**Your instructions**
In how many lines of the data does the word "name" appear? Give the number by itself.

**Records to process**
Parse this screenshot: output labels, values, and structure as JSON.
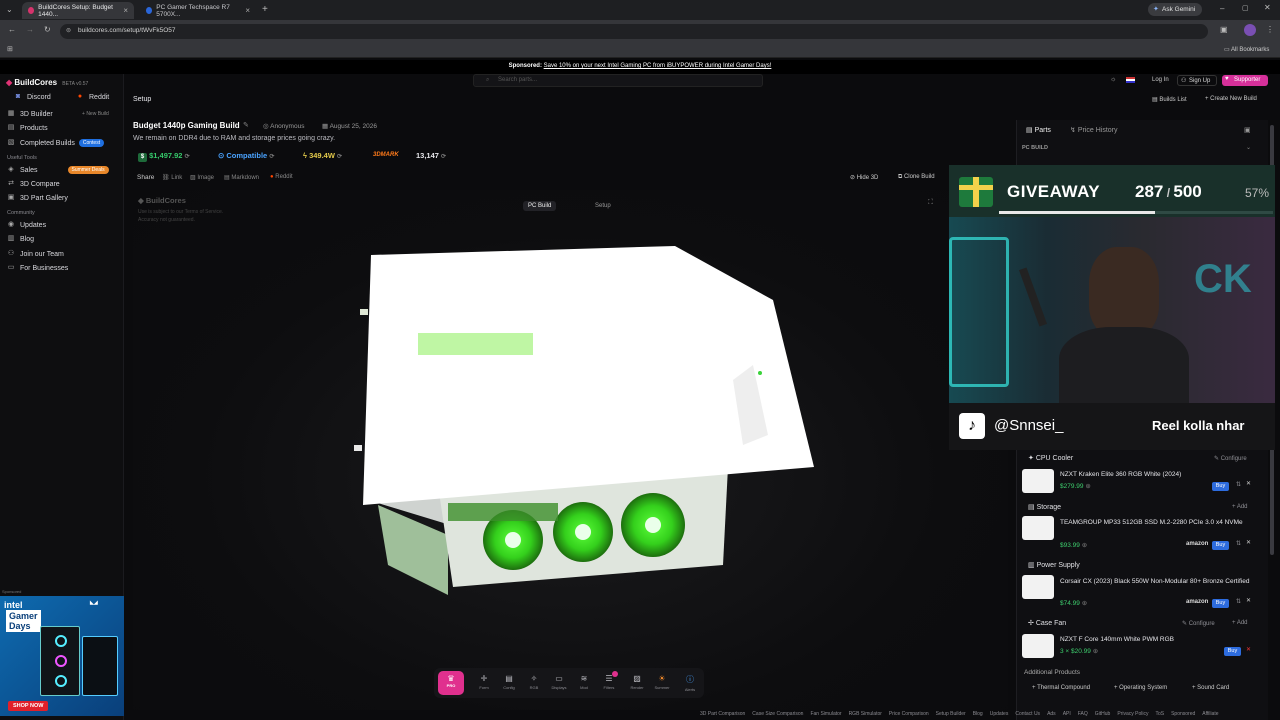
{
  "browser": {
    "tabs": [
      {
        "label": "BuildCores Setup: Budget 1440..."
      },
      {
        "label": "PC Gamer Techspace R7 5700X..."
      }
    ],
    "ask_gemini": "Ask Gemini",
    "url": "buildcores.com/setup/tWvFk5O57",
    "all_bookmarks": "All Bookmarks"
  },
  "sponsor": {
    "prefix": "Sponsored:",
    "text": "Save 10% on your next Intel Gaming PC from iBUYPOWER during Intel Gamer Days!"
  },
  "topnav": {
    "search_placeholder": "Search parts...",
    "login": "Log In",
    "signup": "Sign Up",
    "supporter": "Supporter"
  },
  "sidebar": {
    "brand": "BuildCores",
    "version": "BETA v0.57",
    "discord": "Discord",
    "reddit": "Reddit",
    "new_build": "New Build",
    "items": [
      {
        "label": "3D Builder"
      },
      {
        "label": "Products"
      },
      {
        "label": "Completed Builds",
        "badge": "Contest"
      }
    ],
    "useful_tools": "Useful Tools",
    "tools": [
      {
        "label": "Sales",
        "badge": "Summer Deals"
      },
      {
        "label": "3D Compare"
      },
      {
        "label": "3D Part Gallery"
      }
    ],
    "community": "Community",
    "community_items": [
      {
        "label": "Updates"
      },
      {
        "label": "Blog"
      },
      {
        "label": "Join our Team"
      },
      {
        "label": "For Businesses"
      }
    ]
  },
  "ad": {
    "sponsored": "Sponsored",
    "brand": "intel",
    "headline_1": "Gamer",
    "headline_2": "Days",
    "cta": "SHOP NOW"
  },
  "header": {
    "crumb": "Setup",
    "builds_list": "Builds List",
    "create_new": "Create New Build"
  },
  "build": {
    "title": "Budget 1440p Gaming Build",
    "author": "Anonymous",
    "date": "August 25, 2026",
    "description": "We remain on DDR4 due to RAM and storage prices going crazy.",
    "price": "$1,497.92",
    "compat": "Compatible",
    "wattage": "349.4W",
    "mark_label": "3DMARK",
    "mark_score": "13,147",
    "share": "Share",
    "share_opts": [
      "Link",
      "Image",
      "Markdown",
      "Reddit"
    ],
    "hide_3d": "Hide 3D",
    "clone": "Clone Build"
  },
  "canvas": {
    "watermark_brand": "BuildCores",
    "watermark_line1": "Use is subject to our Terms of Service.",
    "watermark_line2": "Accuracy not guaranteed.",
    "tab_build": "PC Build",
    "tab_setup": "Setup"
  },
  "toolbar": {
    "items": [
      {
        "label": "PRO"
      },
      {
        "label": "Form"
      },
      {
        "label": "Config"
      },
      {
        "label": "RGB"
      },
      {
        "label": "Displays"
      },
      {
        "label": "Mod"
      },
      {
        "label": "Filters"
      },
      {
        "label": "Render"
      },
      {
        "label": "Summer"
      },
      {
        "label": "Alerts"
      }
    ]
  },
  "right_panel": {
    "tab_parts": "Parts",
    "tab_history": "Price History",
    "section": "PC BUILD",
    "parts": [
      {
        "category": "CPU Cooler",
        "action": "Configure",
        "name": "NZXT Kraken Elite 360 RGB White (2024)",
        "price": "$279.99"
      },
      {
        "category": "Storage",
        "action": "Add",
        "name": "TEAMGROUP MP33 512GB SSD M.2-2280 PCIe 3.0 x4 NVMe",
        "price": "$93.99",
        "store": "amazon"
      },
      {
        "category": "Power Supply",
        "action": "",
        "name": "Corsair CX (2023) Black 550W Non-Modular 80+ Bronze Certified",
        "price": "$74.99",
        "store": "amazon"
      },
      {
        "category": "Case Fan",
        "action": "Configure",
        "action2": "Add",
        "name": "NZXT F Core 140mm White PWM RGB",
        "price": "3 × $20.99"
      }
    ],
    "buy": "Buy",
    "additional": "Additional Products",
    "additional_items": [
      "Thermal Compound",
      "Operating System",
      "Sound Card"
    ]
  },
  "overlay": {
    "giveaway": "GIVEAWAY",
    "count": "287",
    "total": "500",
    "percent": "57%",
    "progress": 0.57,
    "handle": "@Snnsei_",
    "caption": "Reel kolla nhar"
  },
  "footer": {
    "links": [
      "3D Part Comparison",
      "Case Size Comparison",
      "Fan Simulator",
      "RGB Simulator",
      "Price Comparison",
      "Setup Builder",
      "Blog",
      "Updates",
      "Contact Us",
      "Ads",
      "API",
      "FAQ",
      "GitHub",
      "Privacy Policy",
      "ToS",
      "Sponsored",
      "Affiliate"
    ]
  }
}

**Exercise response**
4